From the depiction of the Neanderthal to the kings and princess of medieval India, up to colonial, post modern and contemporary times, disability is conspicuous by its absence in the museums of the world. Are we to think that if art and media are a mirror to and of society, then disability is fiction?
Right to barrier-free participation in cultural life is one of the mandates of the United Nations Convention on the Rights of Persons with Disabilities, to which India is a signatory. This blog attempts to document the current status of accessibility across museums in India for persons with disabilities.
Accessibility is not restricted to physical barriers, such as building architecture or navigation routes within the premises or on the museum grounds. Accessibility is primarily about inclusion. When it comes to museums, museum professionals in India need to ensure that the exhibits, the signage, the educational programs, audio-video tours and catalogs, and other community outreach materials are accessible for visitors who are blind and/or visually impaired, deaf and/or hard of hearing, also children with developmental disabilities (autism, learning) and visitors who cannot engage with exhibits due to motor disabilities.
The blog will feature interviews of people working in museums, art galleries, cultural centers, heritage sites, and leisure spaces, across government, civil society and not-for-profit and corporate stakeholders.
The resource page will have the questions we posted to various government ministries in India through the Right to Information Act, including the Ministry of Labour, Ministry of Culture, Ministry of Science and Technology, Ministry of Information and Communication Technology, Ministry of Social Justice – among others – and their responses on accessibility regulations, programs, training and interventions in India’s cultural sphere.
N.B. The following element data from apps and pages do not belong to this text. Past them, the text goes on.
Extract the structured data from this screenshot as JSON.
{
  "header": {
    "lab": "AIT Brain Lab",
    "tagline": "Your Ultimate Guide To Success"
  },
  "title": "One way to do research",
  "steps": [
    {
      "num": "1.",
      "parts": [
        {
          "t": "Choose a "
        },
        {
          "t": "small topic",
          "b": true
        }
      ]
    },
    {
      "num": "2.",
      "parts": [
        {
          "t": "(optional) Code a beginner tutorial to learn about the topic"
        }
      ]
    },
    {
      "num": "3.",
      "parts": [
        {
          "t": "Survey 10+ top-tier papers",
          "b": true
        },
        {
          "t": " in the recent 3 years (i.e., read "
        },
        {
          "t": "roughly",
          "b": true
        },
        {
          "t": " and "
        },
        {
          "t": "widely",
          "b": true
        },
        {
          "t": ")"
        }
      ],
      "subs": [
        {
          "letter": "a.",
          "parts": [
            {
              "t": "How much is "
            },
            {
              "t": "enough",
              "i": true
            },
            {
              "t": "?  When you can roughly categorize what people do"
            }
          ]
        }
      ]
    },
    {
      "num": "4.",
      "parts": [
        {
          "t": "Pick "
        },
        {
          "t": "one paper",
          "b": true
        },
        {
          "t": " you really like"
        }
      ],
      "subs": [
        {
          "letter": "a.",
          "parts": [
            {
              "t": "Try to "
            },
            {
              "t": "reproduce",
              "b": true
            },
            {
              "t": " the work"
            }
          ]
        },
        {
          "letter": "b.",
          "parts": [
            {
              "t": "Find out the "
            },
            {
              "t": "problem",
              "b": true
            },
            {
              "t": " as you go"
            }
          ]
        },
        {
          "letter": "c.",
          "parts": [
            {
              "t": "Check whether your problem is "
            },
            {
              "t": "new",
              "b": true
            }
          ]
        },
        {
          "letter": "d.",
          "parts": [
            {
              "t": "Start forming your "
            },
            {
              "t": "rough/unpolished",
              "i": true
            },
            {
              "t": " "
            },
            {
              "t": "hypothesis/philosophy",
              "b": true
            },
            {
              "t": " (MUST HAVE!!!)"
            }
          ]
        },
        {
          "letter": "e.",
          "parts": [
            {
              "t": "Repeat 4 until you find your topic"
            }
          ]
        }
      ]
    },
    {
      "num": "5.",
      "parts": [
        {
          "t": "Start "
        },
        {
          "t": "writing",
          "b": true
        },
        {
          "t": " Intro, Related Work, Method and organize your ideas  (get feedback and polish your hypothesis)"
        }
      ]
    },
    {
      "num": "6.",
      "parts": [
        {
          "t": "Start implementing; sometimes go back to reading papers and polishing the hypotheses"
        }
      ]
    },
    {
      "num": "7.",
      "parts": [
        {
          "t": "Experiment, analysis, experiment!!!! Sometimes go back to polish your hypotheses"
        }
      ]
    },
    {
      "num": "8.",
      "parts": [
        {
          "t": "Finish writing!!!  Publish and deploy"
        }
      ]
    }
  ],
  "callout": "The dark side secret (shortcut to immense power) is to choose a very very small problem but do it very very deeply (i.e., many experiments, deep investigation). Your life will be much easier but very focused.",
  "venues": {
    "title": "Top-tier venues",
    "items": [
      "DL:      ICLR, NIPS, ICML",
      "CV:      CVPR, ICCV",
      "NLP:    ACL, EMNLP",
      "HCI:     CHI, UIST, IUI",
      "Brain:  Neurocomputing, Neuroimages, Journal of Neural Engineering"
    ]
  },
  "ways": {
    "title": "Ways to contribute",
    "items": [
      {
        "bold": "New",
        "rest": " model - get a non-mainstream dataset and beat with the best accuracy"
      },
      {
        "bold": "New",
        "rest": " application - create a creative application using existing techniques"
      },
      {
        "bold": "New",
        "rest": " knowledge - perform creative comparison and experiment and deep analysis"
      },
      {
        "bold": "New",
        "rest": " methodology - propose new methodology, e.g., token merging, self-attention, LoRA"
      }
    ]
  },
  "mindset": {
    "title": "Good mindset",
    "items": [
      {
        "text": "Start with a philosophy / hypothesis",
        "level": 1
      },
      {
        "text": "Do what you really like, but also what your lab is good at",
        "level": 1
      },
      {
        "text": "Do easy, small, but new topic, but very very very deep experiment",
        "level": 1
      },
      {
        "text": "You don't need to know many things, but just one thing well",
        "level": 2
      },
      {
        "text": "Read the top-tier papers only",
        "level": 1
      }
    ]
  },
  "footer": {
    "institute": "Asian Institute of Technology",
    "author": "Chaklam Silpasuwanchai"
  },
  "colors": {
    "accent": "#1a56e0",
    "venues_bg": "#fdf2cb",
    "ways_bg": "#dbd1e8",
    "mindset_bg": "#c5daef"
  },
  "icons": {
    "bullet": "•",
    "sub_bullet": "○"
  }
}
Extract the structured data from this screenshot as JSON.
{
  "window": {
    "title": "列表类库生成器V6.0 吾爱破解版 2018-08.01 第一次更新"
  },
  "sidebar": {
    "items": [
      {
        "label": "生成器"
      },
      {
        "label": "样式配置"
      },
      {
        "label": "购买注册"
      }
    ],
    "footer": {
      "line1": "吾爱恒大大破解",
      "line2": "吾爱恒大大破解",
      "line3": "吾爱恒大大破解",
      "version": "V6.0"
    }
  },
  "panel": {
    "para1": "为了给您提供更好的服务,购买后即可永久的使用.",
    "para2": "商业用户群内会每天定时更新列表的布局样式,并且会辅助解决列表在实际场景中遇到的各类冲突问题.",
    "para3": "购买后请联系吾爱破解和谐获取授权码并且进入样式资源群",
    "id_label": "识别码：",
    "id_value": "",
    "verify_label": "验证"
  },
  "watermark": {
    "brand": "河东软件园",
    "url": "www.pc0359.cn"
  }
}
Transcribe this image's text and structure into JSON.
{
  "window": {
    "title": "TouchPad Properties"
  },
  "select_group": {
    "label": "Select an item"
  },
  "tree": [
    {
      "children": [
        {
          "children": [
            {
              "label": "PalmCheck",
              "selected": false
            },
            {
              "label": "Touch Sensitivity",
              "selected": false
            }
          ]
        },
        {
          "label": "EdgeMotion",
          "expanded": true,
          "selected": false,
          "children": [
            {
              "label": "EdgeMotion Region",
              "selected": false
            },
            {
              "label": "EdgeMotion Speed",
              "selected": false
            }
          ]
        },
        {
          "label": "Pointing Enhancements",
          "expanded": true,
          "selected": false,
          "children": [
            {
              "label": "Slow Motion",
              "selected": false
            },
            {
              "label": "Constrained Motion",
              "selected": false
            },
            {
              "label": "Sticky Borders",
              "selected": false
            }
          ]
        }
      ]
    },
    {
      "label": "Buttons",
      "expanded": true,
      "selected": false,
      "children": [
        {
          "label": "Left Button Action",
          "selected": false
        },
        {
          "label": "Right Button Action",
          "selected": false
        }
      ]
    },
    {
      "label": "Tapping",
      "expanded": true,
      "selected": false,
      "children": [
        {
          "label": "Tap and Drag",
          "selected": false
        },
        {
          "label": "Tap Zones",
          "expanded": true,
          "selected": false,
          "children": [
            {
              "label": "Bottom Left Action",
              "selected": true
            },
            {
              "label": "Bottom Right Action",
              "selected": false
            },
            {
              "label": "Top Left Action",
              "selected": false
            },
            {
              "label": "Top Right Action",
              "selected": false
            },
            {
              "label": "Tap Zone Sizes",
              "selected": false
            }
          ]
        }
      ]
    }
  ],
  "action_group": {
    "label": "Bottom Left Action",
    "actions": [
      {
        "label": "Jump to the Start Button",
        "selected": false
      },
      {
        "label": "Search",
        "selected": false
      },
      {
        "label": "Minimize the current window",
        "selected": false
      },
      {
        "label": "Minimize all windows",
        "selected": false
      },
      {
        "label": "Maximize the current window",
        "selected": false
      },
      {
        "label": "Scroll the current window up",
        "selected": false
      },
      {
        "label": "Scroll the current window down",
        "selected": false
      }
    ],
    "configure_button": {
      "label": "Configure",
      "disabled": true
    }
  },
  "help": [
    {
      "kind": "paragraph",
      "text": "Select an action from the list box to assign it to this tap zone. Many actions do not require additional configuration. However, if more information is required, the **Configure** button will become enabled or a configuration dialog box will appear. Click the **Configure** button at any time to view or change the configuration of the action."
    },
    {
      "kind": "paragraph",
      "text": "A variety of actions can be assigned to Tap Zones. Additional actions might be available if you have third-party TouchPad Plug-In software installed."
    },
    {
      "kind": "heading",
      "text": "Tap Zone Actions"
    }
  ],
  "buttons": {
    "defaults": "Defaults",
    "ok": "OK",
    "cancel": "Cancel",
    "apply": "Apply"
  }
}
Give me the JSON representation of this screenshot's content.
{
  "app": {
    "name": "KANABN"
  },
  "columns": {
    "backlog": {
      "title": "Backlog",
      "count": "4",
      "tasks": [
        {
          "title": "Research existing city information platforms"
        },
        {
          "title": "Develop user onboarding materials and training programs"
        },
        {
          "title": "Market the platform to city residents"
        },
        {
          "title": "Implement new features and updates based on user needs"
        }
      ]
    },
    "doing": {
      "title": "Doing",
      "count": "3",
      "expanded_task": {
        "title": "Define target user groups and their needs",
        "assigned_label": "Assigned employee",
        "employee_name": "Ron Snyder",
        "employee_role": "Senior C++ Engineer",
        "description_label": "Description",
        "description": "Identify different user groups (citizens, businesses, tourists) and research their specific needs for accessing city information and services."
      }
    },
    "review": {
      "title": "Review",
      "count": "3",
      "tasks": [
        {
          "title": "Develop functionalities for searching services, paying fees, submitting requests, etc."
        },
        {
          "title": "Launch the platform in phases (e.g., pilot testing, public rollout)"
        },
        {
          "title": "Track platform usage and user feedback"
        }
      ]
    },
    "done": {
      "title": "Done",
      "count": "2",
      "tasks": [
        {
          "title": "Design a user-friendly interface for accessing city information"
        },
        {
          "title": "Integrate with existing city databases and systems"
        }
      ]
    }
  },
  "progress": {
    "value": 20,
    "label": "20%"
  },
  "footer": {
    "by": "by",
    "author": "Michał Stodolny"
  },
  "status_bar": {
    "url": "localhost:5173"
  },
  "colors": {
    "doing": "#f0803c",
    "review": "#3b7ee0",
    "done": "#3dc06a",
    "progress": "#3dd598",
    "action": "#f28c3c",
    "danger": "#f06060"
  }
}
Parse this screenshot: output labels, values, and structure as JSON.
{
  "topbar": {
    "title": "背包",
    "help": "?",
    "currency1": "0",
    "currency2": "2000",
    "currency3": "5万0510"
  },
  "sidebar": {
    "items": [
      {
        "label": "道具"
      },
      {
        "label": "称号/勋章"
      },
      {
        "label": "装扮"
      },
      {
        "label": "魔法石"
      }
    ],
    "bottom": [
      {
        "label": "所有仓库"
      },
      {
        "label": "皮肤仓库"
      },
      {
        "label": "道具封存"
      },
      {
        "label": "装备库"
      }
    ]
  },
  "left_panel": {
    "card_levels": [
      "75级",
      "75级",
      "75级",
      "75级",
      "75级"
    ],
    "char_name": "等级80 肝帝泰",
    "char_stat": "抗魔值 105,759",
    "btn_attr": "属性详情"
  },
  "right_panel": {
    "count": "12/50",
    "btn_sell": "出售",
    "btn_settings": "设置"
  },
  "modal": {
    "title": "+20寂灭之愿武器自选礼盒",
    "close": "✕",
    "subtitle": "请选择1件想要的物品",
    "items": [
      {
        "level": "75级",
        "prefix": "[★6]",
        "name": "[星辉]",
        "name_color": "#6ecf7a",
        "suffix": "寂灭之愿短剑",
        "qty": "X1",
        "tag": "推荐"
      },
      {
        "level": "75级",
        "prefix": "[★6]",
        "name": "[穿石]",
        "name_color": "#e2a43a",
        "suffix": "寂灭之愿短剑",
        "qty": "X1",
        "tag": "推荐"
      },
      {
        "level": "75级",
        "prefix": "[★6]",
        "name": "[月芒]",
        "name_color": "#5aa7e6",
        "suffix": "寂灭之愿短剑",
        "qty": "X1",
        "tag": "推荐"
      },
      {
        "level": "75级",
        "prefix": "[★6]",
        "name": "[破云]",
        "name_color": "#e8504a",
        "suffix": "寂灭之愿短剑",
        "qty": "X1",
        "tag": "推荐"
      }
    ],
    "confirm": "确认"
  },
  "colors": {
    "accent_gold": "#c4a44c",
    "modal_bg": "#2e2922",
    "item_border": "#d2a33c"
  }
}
See all the RTI questions here.
Another aspect of this project will also look at curatorial practices in representing persons with disabilities in museums. It would not be a gross generalization to suggest that people living with a range of disabilities find no likeness of themselves in India’s public, cultural and art spaces.
This blog and resource page is conceptualized and edited by Nilofar Haja (she/her), a communications specialist based in India. You can reach her at: firstname.lastname@example.org